Quietly and ever so gently, Couloumbis explores the topics of divorce and remarriage and how they affect the children involved.
Ten-year-old Lexie is off for a week at her family’s beach cottage on the Jersey Shore, reluctantly leaving her mother behind for the first time since her parents’ recent divorce. What she doesn’t expect is that her father has invited his new “friend,” Vicky, and her two children, 14-year-old Ben and 3-year-old always-sticky Harris, who makes constant truck noises, endearingly preferring to be called Mack—for the truck, of course. Vicky’s Mary Tyler Moore smile, perpetually pasted on her face, makes her real feelings hard to read, and Ben’s a bit prickly. What’s worse is that Lexie didn’t see it coming; her father, afraid of her reaction, hadn’t told her this relationship is serious. The cottage is small, so all of them quite believably get in each other’s way while exploring what this new family might feel like. Lexie’s fears—becoming a guest in her father’s house and that her mother will be deeply hurt—are valid, but her worries are eased by the loving relationships surrounding her. Convincing characters and solid dialogue enhance the credible plot, which is more focused on feelings than action.

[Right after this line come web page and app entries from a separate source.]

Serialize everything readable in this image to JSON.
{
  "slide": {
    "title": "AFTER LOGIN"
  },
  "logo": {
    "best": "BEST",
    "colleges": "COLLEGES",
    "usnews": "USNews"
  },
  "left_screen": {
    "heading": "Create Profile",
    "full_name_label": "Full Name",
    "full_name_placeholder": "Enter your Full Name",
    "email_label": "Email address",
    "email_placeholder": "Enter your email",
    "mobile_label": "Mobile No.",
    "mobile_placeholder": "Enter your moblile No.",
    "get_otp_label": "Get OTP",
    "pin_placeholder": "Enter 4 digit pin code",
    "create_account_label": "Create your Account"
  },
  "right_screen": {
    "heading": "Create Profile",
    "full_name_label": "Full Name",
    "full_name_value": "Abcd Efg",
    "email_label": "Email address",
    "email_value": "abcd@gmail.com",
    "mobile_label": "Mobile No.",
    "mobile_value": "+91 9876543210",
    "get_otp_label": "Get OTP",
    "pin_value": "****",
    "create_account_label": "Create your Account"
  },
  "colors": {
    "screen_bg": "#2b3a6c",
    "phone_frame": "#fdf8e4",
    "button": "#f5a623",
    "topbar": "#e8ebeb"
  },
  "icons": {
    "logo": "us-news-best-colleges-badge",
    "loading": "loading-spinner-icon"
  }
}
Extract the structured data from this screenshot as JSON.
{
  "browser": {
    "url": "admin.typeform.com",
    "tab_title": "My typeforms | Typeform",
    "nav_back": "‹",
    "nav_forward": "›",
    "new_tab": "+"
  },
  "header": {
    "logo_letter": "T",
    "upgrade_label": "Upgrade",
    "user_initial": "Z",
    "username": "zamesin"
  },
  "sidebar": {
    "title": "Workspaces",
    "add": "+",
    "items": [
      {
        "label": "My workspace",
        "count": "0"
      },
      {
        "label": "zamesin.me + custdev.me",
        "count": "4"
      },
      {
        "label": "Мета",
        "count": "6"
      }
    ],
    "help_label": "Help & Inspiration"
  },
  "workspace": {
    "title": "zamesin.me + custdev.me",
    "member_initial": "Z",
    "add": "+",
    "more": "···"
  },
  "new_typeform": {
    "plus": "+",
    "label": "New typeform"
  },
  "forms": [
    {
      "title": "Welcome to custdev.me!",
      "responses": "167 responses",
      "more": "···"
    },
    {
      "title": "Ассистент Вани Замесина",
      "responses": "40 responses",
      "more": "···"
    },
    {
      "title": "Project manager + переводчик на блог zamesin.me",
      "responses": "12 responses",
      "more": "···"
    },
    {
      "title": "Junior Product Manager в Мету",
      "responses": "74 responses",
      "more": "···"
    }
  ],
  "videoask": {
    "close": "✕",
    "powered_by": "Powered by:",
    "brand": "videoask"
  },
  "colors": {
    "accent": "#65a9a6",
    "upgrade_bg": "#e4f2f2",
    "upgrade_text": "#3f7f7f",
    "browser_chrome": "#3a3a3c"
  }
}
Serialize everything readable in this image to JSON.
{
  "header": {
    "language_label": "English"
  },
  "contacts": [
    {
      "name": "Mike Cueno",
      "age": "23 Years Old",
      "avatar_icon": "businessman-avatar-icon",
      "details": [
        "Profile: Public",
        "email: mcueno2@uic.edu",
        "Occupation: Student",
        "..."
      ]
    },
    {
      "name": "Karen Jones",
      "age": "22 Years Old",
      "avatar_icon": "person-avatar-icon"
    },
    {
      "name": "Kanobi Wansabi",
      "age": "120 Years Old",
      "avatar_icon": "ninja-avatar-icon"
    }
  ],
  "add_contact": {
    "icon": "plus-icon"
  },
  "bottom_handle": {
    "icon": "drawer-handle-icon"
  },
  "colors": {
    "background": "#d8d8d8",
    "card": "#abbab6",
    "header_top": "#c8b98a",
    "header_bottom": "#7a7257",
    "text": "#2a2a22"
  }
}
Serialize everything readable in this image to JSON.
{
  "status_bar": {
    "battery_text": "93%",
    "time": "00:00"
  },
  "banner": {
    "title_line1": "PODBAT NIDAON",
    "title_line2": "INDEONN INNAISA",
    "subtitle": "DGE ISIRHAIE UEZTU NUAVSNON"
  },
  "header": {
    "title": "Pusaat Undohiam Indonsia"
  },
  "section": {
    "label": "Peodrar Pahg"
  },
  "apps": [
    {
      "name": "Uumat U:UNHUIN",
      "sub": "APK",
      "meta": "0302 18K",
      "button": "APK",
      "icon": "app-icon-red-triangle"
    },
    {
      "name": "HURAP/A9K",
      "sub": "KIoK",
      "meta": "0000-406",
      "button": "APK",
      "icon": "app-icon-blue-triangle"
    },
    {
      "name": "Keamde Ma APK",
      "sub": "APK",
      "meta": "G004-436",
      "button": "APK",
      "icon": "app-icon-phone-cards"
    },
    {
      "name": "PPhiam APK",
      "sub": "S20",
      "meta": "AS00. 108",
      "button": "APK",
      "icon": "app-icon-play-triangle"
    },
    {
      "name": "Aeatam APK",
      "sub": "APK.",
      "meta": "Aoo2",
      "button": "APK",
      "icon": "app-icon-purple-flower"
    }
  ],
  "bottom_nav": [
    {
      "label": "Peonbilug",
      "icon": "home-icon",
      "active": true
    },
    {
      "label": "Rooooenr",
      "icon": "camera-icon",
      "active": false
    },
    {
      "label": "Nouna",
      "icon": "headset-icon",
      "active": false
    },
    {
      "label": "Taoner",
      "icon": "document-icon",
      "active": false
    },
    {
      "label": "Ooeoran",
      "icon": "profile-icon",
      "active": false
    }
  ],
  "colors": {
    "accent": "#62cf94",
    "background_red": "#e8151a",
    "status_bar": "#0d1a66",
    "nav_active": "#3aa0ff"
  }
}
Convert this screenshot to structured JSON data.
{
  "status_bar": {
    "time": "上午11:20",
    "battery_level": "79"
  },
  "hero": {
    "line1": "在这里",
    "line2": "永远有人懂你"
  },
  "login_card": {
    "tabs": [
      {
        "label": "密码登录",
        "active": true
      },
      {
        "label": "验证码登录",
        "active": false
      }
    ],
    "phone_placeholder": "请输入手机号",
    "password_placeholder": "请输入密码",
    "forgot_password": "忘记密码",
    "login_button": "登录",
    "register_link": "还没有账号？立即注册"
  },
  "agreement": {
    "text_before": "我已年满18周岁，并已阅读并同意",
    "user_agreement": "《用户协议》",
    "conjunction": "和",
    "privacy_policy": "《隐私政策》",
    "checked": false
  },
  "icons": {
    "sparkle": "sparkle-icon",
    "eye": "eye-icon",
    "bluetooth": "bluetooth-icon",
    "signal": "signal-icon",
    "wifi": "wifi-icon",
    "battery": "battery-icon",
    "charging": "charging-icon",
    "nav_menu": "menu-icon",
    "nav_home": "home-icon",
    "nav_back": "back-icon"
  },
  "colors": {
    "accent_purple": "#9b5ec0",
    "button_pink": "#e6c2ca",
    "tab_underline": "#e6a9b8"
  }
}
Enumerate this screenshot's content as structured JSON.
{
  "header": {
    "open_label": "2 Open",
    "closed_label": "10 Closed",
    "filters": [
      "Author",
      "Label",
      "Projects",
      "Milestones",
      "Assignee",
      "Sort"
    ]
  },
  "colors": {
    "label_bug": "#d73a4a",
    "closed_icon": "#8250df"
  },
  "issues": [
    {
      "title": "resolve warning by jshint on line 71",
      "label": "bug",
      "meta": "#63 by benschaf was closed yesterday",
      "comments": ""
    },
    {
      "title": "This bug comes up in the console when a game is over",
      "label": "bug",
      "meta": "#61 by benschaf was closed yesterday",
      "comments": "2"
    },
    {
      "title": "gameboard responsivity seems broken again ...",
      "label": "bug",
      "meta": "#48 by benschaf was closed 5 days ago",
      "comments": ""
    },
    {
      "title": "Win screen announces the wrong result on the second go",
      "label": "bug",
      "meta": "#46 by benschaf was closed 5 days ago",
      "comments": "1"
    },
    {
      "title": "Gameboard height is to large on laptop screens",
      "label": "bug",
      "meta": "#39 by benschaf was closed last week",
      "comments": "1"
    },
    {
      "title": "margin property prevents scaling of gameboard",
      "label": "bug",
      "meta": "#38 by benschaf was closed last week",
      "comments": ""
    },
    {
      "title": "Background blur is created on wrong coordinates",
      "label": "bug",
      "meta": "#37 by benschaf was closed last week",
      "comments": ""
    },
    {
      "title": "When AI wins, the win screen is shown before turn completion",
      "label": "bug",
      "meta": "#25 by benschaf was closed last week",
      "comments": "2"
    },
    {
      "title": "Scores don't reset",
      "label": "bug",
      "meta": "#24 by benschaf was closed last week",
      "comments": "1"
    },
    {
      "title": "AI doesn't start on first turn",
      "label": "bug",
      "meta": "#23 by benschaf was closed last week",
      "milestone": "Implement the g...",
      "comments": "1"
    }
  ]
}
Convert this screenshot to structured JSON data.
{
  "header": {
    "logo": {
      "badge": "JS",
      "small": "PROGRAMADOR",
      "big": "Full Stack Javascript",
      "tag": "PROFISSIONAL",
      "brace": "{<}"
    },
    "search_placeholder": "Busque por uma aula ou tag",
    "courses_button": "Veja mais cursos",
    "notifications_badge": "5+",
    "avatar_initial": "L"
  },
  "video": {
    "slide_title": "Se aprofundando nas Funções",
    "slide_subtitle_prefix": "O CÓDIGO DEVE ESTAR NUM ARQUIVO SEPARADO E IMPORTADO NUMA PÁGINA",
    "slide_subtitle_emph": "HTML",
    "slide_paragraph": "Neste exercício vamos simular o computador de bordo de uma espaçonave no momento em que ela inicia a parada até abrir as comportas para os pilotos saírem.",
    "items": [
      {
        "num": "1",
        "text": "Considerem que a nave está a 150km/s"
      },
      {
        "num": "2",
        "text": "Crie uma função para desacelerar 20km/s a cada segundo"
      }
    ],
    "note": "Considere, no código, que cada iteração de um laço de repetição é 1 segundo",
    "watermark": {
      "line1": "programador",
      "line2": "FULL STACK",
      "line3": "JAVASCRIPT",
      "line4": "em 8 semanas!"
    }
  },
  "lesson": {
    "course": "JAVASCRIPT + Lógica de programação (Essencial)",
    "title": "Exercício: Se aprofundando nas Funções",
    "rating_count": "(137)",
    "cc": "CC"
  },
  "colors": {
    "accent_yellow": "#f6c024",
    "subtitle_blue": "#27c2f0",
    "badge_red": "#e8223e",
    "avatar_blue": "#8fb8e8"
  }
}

This tender, realistic tale might go a long way toward soothing the doubts of many children who are dealing with similarly trying situations. (Fiction. 9-12)